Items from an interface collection
*** Begin section ***

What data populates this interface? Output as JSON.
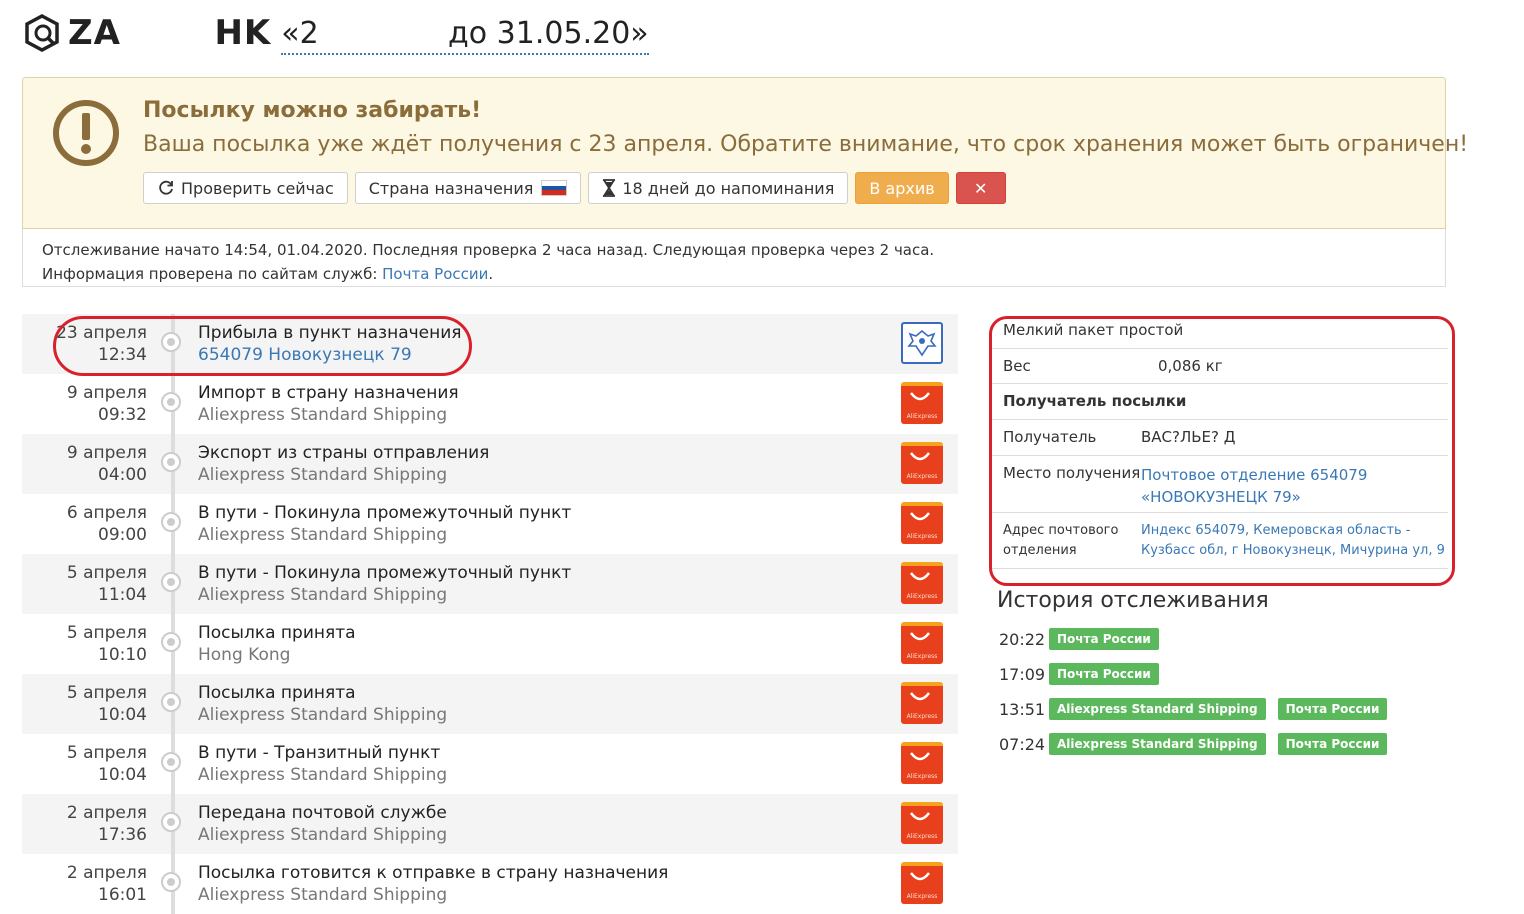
{
  "header": {
    "title_code": "ZA            HK",
    "title_rest": "«2                     до 31.05.20»"
  },
  "alert": {
    "title": "Посылку можно забирать!",
    "text": "Ваша посылка уже ждёт получения с 23 апреля. Обратите внимание, что срок хранения может быть ограничен!",
    "buttons": {
      "check": "Проверить сейчас",
      "country": "Страна назначения",
      "reminder": "18 дней до напоминания",
      "archive": "В архив",
      "close": "✕"
    }
  },
  "tracking_info": {
    "line1": "Отслеживание начато 14:54, 01.04.2020. Последняя проверка 2 часа назад. Следующая проверка через 2 часа.",
    "line2_prefix": "Информация проверена по сайтам служб: ",
    "line2_link": "Почта России",
    "line2_suffix": "."
  },
  "events": [
    {
      "date": "23 апреля",
      "time": "12:34",
      "title": "Прибыла в пункт назначения",
      "sub": "654079 Новокузнецк 79",
      "sub_link": true,
      "logo": "post"
    },
    {
      "date": "9 апреля",
      "time": "09:32",
      "title": "Импорт в страну назначения",
      "sub": "Aliexpress Standard Shipping",
      "sub_link": false,
      "logo": "ali"
    },
    {
      "date": "9 апреля",
      "time": "04:00",
      "title": "Экспорт из страны отправления",
      "sub": "Aliexpress Standard Shipping",
      "sub_link": false,
      "logo": "ali"
    },
    {
      "date": "6 апреля",
      "time": "09:00",
      "title": "В пути - Покинула промежуточный пункт",
      "sub": "Aliexpress Standard Shipping",
      "sub_link": false,
      "logo": "ali"
    },
    {
      "date": "5 апреля",
      "time": "11:04",
      "title": "В пути - Покинула промежуточный пункт",
      "sub": "Aliexpress Standard Shipping",
      "sub_link": false,
      "logo": "ali"
    },
    {
      "date": "5 апреля",
      "time": "10:10",
      "title": "Посылка принята",
      "sub": "Hong Kong",
      "sub_link": false,
      "logo": "ali"
    },
    {
      "date": "5 апреля",
      "time": "10:04",
      "title": "Посылка принята",
      "sub": "Aliexpress Standard Shipping",
      "sub_link": false,
      "logo": "ali"
    },
    {
      "date": "5 апреля",
      "time": "10:04",
      "title": "В пути - Транзитный пункт",
      "sub": "Aliexpress Standard Shipping",
      "sub_link": false,
      "logo": "ali"
    },
    {
      "date": "2 апреля",
      "time": "17:36",
      "title": "Передана почтовой службе",
      "sub": "Aliexpress Standard Shipping",
      "sub_link": false,
      "logo": "ali"
    },
    {
      "date": "2 апреля",
      "time": "16:01",
      "title": "Посылка готовится к отправке в страну назначения",
      "sub": "Aliexpress Standard Shipping",
      "sub_link": false,
      "logo": "ali"
    }
  ],
  "aliexpress_logo_text": "AliExpress",
  "panel": {
    "type": "Мелкий пакет простой",
    "weight_label": "Вес",
    "weight_value": "0,086 кг",
    "recipient_header": "Получатель посылки",
    "recipient_label": "Получатель",
    "recipient_value": "ВАС?ЛЬЕ? Д",
    "place_label": "Место получения",
    "place_value_1": "Почтовое отделение 654079",
    "place_value_2": "«НОВОКУЗНЕЦК 79»",
    "address_label_1": "Адрес почтового",
    "address_label_2": "отделения",
    "address_value_1": "Индекс 654079, Кемеровская область -",
    "address_value_2": "Кузбасс обл, г Новокузнецк, Мичурина ул, 9"
  },
  "history": {
    "title": "История отслеживания",
    "rows": [
      {
        "time": "20:22",
        "badges": [
          "Почта России"
        ]
      },
      {
        "time": "17:09",
        "badges": [
          "Почта России"
        ]
      },
      {
        "time": "13:51",
        "badges": [
          "Aliexpress Standard Shipping",
          "Почта России"
        ]
      },
      {
        "time": "07:24",
        "badges": [
          "Aliexpress Standard Shipping",
          "Почта России"
        ]
      }
    ]
  },
  "colors": {
    "alert_bg": "#fcf8e3",
    "alert_text": "#8a6d3b",
    "link": "#3a78b5",
    "archive_btn": "#f0ad4e",
    "close_btn": "#d9534f",
    "badge": "#5cb85c",
    "highlight_oval": "#d8212a"
  }
}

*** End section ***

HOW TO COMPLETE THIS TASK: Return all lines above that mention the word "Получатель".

ANSWER TO THE EXERCISE:
    "recipient_header": "Получатель посылки",
    "recipient_label": "Получатель",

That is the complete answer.